The route followed a very similar format to previously although a welcome road climb diversion at one point was a relief from the tough and at time slow going conditions. One thing you can guarantee at the Dyfi is proper hard technical rocky climbs and descents. Full sussers do well here! Caution was needed on some of the slatey descents although having Dan Atherton breathing down your neck is a good incentive to let loose.
As for the ride/race itself Alex Welburn launched off the front once the traditional back road lead out led us to the monster fireroad first climb. Groups of riders formed, huddling together out of the conditions. I found myself pretty close to the front and riding reasonably well on the first climb although partner in crime Gareth Hayes snuck in front as we got to the first descent and I never quite got back on terms the whole ride. The soft, sapping fireroad climbs made it slower going than previous years and extra caution was needed on the slippery slate ups and downs. I was constantly adjusting my glasses to either peer over the top or push them up on the fast descents and accept the 50% vision in favour of not getting welsh mud cemented to my eyeballs. Fortunately ESI grips retain their grippyness even when soaked so I managed to hang on through the rough stuff.
The ride involved a lot of back and forth position wise, I was overtaking at couple of people each time on the longer descents with them slowly crawling back and getting me on the climbs. I was inside the top 10 for the first hour of riding before slipping back a little. The real racing for me started in the last 45minutes of riding. There are two major climbs towards the end of the route and I decided to give it full gas on the second to last. Then try to hang on until the end. I was riding within 30 seconds of about 6 riders either in front or behind. I managed to get to the front of all of these on said climb and make a gap on the descent. Unfortunately the second major climb on the long loop was a lot longer than I remembered and I dropped a couple of places back again before regaining on some muddy gulleyed descent in the woods. It was at this point that I had a major attack of cramps and just as I popped out on to the fire track thinking it was downhill to the end, boom, both legs locked out so I practically stopped as the two guys past me again. I had forgotten the very short but steep and cruel final hike up that leads to the (definitely) final descent. Walking might have been quicker at this point but I just about kept the legs turning and had done enough on the downhill section to make enough of a gap back to those behind. A tough ride to the bitter end.

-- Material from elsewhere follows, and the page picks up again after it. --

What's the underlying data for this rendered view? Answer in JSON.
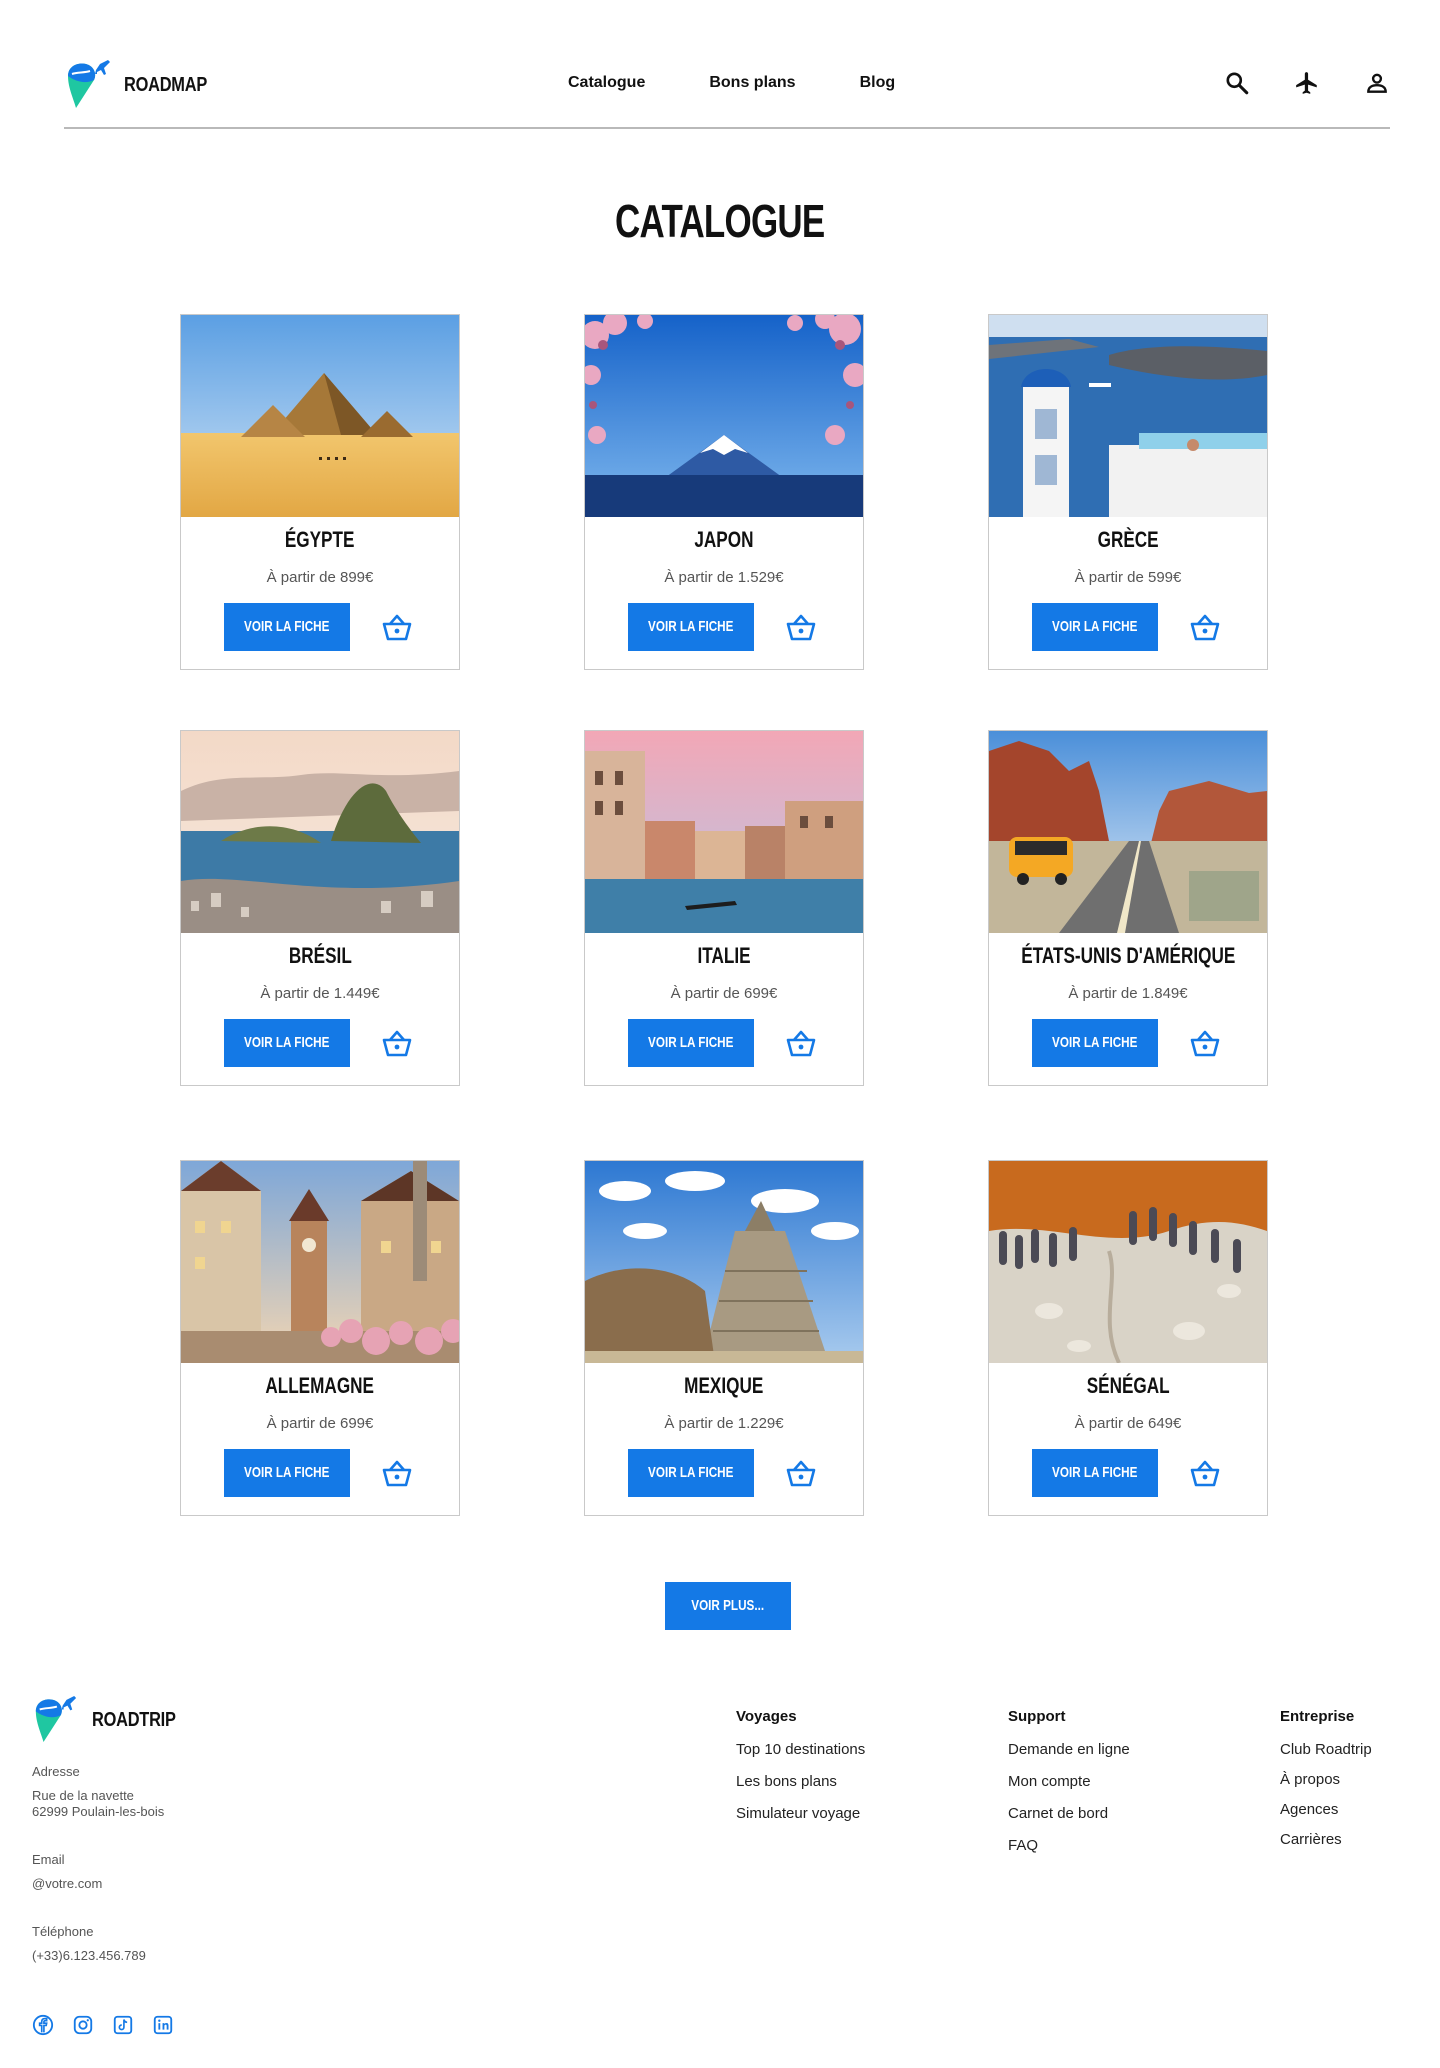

I didn’t really have any major expectations going in to the ride as I was just at the end of a three week block of hard training before a rest week. I’d been feeling pretty fatigued earlier in the week so backed the training off a bit more in the last couple of days beforehand for fear of over-doing it. It’s the European Solo 24 Champs at Finale Ligure in a few weeks so that being my main early season target has meant lots of ‘training through’ races. Not targeting every race to do well so far and focusing on the longer term goal has been odd and a little bit demoralising as I haven’t really felt 100%. At the sharper end of things I’ve been discovering that staying there just kinda hurts and perhaps you never feel totally at ease. Nevertheless I had a decent ride and continued to improve on my previous years percentage off the winner’s time formula for those stato’s out there. At 17th out of those doing the long ride, I even snuck ahead of Dan Atherton which will be the first and only time that will happen I think! I know this is the one you’ve all been waiting for so here it is…
Massive thanks to all the organisers and super cheery marshall’s despite the gloom and of course the locals who always make the lead out feel like the Grand Depart!